── RECORD EXTRACTS ──

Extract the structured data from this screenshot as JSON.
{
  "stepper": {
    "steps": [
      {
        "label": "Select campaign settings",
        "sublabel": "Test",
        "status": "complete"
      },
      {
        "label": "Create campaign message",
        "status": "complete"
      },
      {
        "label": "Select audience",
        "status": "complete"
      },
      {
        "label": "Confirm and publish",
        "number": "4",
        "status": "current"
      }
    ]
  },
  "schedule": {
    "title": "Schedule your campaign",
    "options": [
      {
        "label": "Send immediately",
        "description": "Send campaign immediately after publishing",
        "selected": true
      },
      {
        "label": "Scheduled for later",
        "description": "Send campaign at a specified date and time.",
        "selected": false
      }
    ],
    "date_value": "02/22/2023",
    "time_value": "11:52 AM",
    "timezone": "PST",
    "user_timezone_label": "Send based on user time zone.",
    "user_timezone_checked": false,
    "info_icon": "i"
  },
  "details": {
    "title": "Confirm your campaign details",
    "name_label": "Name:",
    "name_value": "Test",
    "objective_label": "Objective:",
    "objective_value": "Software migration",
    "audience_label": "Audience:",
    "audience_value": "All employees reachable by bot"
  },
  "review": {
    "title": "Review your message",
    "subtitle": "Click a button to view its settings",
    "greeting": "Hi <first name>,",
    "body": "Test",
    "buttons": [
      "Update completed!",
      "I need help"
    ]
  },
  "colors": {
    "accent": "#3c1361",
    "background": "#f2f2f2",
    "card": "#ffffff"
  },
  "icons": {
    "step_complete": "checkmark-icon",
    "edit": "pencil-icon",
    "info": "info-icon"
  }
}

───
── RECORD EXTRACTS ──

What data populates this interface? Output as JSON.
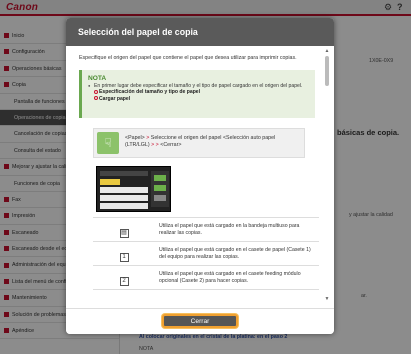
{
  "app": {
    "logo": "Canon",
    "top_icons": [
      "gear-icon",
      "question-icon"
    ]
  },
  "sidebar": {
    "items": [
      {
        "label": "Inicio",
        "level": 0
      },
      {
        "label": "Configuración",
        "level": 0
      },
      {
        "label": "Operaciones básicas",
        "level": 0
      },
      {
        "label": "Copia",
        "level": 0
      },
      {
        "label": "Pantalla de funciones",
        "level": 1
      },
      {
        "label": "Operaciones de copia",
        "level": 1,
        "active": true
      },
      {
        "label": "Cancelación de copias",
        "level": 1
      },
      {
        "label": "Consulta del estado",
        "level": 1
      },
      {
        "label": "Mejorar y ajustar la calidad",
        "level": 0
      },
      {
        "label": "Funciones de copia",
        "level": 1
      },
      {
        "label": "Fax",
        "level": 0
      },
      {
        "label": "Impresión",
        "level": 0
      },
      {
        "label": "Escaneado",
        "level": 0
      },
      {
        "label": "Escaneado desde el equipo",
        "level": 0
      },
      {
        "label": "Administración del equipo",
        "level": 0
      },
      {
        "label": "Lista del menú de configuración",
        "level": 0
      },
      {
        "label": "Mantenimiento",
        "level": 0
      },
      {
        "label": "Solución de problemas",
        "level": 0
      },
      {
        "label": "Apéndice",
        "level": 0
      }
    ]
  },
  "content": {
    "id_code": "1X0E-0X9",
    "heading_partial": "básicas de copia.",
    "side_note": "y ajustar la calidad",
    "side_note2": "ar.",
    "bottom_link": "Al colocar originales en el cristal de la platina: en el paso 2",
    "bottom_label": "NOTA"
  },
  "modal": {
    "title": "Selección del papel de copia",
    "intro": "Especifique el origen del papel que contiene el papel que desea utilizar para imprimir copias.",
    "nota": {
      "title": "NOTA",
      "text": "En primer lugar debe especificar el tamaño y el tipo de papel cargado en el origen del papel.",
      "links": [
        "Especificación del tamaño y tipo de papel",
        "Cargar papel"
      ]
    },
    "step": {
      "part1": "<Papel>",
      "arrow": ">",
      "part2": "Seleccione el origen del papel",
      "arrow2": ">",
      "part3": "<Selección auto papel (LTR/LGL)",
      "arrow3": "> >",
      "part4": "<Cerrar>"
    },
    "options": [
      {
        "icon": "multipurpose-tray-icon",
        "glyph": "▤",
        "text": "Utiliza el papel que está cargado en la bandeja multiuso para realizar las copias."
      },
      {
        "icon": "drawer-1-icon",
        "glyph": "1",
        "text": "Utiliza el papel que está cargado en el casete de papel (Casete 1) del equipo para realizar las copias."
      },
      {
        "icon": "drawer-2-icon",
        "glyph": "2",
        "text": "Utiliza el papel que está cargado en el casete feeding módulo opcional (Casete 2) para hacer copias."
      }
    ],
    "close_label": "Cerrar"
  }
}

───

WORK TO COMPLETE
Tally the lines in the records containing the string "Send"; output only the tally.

SOLUTION TO THE EXERCISE
4